━━━ Supplied material ━━━
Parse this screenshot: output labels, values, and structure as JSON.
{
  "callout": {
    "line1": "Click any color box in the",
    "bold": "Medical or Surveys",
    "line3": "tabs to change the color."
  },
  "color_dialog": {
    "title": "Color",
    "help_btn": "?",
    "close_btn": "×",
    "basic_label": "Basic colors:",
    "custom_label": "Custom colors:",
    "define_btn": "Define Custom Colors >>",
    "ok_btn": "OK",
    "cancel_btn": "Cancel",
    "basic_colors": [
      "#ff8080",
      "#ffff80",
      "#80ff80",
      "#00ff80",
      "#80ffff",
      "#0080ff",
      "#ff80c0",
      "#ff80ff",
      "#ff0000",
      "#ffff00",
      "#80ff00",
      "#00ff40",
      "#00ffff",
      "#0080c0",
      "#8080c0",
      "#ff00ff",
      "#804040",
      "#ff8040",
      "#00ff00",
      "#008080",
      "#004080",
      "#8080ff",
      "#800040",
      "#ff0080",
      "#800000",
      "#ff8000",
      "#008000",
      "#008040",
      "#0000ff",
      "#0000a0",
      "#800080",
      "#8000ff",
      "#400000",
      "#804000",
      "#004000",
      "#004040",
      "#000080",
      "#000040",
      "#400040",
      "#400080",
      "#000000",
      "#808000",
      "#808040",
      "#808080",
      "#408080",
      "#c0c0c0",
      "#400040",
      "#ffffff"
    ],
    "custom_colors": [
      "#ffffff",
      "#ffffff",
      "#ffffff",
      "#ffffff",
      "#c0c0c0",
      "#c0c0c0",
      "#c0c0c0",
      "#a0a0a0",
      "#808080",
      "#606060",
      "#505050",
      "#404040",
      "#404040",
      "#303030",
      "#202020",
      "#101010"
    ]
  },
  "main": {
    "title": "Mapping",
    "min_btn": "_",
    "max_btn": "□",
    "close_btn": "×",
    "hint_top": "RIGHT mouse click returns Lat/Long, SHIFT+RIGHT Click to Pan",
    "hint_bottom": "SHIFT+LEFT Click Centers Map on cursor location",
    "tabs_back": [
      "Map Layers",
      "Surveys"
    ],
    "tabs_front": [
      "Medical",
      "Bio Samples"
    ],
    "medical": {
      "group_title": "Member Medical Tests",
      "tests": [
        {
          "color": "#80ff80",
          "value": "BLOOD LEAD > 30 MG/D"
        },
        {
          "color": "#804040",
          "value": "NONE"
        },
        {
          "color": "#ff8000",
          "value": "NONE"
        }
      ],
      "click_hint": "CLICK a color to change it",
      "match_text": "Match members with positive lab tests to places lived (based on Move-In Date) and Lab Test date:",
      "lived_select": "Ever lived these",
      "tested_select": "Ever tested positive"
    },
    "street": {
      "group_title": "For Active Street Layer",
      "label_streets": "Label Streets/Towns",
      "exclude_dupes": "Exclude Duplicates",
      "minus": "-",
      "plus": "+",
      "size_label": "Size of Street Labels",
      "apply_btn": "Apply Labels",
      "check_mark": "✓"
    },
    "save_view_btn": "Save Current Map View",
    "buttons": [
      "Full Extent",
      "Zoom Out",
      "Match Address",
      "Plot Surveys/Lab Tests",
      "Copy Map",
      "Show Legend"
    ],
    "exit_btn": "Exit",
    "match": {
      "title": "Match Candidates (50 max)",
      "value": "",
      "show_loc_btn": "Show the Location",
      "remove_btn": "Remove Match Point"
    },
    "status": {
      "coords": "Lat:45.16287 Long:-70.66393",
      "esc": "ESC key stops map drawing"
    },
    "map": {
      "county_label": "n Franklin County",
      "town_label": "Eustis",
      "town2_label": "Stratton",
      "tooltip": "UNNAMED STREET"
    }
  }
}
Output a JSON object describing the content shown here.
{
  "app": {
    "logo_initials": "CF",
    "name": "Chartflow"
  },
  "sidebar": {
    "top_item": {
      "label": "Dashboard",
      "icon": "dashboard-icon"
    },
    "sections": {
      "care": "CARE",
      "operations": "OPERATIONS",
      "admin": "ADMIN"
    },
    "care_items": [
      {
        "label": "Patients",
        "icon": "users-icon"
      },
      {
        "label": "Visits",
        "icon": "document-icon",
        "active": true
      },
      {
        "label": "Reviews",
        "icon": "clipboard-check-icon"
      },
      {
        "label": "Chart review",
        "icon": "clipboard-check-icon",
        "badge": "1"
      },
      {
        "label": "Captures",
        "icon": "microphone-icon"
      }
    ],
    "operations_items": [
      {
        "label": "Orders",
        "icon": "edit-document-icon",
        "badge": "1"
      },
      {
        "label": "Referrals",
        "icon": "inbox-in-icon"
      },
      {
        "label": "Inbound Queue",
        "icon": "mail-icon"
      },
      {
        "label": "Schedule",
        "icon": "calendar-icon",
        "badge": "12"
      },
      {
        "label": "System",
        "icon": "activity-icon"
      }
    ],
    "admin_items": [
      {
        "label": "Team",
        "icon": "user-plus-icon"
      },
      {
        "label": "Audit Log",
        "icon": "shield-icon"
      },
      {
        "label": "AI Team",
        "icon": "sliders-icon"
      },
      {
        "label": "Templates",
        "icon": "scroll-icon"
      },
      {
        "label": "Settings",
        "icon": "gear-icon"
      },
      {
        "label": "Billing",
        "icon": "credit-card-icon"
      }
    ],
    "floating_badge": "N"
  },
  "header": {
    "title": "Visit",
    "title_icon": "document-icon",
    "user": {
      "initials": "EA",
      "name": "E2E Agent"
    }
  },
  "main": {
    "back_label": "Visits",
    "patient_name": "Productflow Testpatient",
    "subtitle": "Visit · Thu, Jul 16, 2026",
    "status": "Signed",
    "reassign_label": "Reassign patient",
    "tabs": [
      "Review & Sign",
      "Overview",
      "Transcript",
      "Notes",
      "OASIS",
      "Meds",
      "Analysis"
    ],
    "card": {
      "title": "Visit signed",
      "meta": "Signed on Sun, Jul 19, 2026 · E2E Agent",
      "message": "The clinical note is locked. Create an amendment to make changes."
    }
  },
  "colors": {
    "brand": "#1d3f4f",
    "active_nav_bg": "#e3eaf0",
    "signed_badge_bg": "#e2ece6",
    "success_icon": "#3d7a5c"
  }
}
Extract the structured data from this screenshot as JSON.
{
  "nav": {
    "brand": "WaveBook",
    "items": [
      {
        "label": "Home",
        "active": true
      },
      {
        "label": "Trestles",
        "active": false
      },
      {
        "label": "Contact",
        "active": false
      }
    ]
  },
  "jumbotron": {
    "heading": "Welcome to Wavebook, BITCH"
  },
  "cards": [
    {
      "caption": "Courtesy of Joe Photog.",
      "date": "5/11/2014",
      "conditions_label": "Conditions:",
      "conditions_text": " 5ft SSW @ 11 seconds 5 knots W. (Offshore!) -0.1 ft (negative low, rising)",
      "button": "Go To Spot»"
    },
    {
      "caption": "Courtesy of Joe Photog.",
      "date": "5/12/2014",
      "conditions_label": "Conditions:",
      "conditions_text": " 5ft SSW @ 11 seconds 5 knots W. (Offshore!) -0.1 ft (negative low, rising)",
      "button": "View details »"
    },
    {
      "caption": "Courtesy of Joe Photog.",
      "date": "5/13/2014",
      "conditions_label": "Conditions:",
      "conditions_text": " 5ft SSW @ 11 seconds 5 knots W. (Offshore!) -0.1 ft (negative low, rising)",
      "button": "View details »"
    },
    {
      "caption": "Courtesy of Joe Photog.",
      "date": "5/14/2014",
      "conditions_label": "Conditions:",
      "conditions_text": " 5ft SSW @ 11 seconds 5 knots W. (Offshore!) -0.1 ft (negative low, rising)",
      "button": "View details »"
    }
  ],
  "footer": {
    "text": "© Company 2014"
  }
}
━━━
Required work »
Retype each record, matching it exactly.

Result for this task »
Parse this screenshot: output labels, values, and structure as JSON.
{
  "callout": {
    "line1": "Click any color box in the",
    "bold": "Medical or Surveys",
    "line3": "tabs to change the color."
  },
  "color_dialog": {
    "title": "Color",
    "help_btn": "?",
    "close_btn": "×",
    "basic_label": "Basic colors:",
    "custom_label": "Custom colors:",
    "define_btn": "Define Custom Colors >>",
    "ok_btn": "OK",
    "cancel_btn": "Cancel",
    "basic_colors": [
      "#ff8080",
      "#ffff80",
      "#80ff80",
      "#00ff80",
      "#80ffff",
      "#0080ff",
      "#ff80c0",
      "#ff80ff",
      "#ff0000",
      "#ffff00",
      "#80ff00",
      "#00ff40",
      "#00ffff",
      "#0080c0",
      "#8080c0",
      "#ff00ff",
      "#804040",
      "#ff8040",
      "#00ff00",
      "#008080",
      "#004080",
      "#8080ff",
      "#800040",
      "#ff0080",
      "#800000",
      "#ff8000",
      "#008000",
      "#008040",
      "#0000ff",
      "#0000a0",
      "#800080",
      "#8000ff",
      "#400000",
      "#804000",
      "#004000",
      "#004040",
      "#000080",
      "#000040",
      "#400040",
      "#400080",
      "#000000",
      "#808000",
      "#808040",
      "#808080",
      "#408080",
      "#c0c0c0",
      "#400040",
      "#ffffff"
    ],
    "custom_colors": [
      "#ffffff",
      "#ffffff",
      "#ffffff",
      "#ffffff",
      "#c0c0c0",
      "#c0c0c0",
      "#c0c0c0",
      "#a0a0a0",
      "#808080",
      "#606060",
      "#505050",
      "#404040",
      "#404040",
      "#303030",
      "#202020",
      "#101010"
    ]
  },
  "main": {
    "title": "Mapping",
    "min_btn": "_",
    "max_btn": "□",
    "close_btn": "×",
    "hint_top": "RIGHT mouse click returns Lat/Long, SHIFT+RIGHT Click to Pan",
    "hint_bottom": "SHIFT+LEFT Click Centers Map on cursor location",
    "tabs_back": [
      "Map Layers",
      "Surveys"
    ],
    "tabs_front": [
      "Medical",
      "Bio Samples"
    ],
    "medical": {
      "group_title": "Member Medical Tests",
      "tests": [
        {
          "color": "#80ff80",
          "value": "BLOOD LEAD > 30 MG/D"
        },
        {
          "color": "#804040",
          "value": "NONE"
        },
        {
          "color": "#ff8000",
          "value": "NONE"
        }
      ],
      "click_hint": "CLICK a color to change it",
      "match_text": "Match members with positive lab tests to places lived (based on Move-In Date) and Lab Test date:",
      "lived_select": "Ever lived these",
      "tested_select": "Ever tested positive"
    },
    "street": {
      "group_title": "For Active Street Layer",
      "label_streets": "Label Streets/Towns",
      "exclude_dupes": "Exclude Duplicates",
      "minus": "-",
      "plus": "+",
      "size_label": "Size of Street Labels",
      "apply_btn": "Apply Labels",
      "check_mark": "✓"
    },
    "save_view_btn": "Save Current Map View",
    "buttons": [
      "Full Extent",
      "Zoom Out",
      "Match Address",
      "Plot Surveys/Lab Tests",
      "Copy Map",
      "Show Legend"
    ],
    "exit_btn": "Exit",
    "match": {
      "title": "Match Candidates (50 max)",
      "value": "",
      "show_loc_btn": "Show the Location",
      "remove_btn": "Remove Match Point"
    },
    "status": {
      "coords": "Lat:45.16287 Long:-70.66393",
      "esc": "ESC key stops map drawing"
    },
    "map": {
      "county_label": "n Franklin County",
      "town_label": "Eustis",
      "town2_label": "Stratton",
      "tooltip": "UNNAMED STREET"
    }
  }
}
Output a JSON object describing the content shown here.
{
  "app": {
    "logo_initials": "CF",
    "name": "Chartflow"
  },
  "sidebar": {
    "top_item": {
      "label": "Dashboard",
      "icon": "dashboard-icon"
    },
    "sections": {
      "care": "CARE",
      "operations": "OPERATIONS",
      "admin": "ADMIN"
    },
    "care_items": [
      {
        "label": "Patients",
        "icon": "users-icon"
      },
      {
        "label": "Visits",
        "icon": "document-icon",
        "active": true
      },
      {
        "label": "Reviews",
        "icon": "clipboard-check-icon"
      },
      {
        "label": "Chart review",
        "icon": "clipboard-check-icon",
        "badge": "1"
      },
      {
        "label": "Captures",
        "icon": "microphone-icon"
      }
    ],
    "operations_items": [
      {
        "label": "Orders",
        "icon": "edit-document-icon",
        "badge": "1"
      },
      {
        "label": "Referrals",
        "icon": "inbox-in-icon"
      },
      {
        "label": "Inbound Queue",
        "icon": "mail-icon"
      },
      {
        "label": "Schedule",
        "icon": "calendar-icon",
        "badge": "12"
      },
      {
        "label": "System",
        "icon": "activity-icon"
      }
    ],
    "admin_items": [
      {
        "label": "Team",
        "icon": "user-plus-icon"
      },
      {
        "label": "Audit Log",
        "icon": "shield-icon"
      },
      {
        "label": "AI Team",
        "icon": "sliders-icon"
      },
      {
        "label": "Templates",
        "icon": "scroll-icon"
      },
      {
        "label": "Settings",
        "icon": "gear-icon"
      },
      {
        "label": "Billing",
        "icon": "credit-card-icon"
      }
    ],
    "floating_badge": "N"
  },
  "header": {
    "title": "Visit",
    "title_icon": "document-icon",
    "user": {
      "initials": "EA",
      "name": "E2E Agent"
    }
  },
  "main": {
    "back_label": "Visits",
    "patient_name": "Productflow Testpatient",
    "subtitle": "Visit · Thu, Jul 16, 2026",
    "status": "Signed",
    "reassign_label": "Reassign patient",
    "tabs": [
      "Review & Sign",
      "Overview",
      "Transcript",
      "Notes",
      "OASIS",
      "Meds",
      "Analysis"
    ],
    "card": {
      "title": "Visit signed",
      "meta": "Signed on Sun, Jul 19, 2026 · E2E Agent",
      "message": "The clinical note is locked. Create an amendment to make changes."
    }
  },
  "colors": {
    "brand": "#1d3f4f",
    "active_nav_bg": "#e3eaf0",
    "signed_badge_bg": "#e2ece6",
    "success_icon": "#3d7a5c"
  }
}
Extract the structured data from this screenshot as JSON.
{
  "nav": {
    "brand": "WaveBook",
    "items": [
      {
        "label": "Home",
        "active": true
      },
      {
        "label": "Trestles",
        "active": false
      },
      {
        "label": "Contact",
        "active": false
      }
    ]
  },
  "jumbotron": {
    "heading": "Welcome to Wavebook, BITCH"
  },
  "cards": [
    {
      "caption": "Courtesy of Joe Photog.",
      "date": "5/11/2014",
      "conditions_label": "Conditions:",
      "conditions_text": " 5ft SSW @ 11 seconds 5 knots W. (Offshore!) -0.1 ft (negative low, rising)",
      "button": "Go To Spot»"
    },
    {
      "caption": "Courtesy of Joe Photog.",
      "date": "5/12/2014",
      "conditions_label": "Conditions:",
      "conditions_text": " 5ft SSW @ 11 seconds 5 knots W. (Offshore!) -0.1 ft (negative low, rising)",
      "button": "View details »"
    },
    {
      "caption": "Courtesy of Joe Photog.",
      "date": "5/13/2014",
      "conditions_label": "Conditions:",
      "conditions_text": " 5ft SSW @ 11 seconds 5 knots W. (Offshore!) -0.1 ft (negative low, rising)",
      "button": "View details »"
    },
    {
      "caption": "Courtesy of Joe Photog.",
      "date": "5/14/2014",
      "conditions_label": "Conditions:",
      "conditions_text": " 5ft SSW @ 11 seconds 5 knots W. (Offshore!) -0.1 ft (negative low, rising)",
      "button": "View details »"
    }
  ],
  "footer": {
    "text": "© Company 2014"
  }
}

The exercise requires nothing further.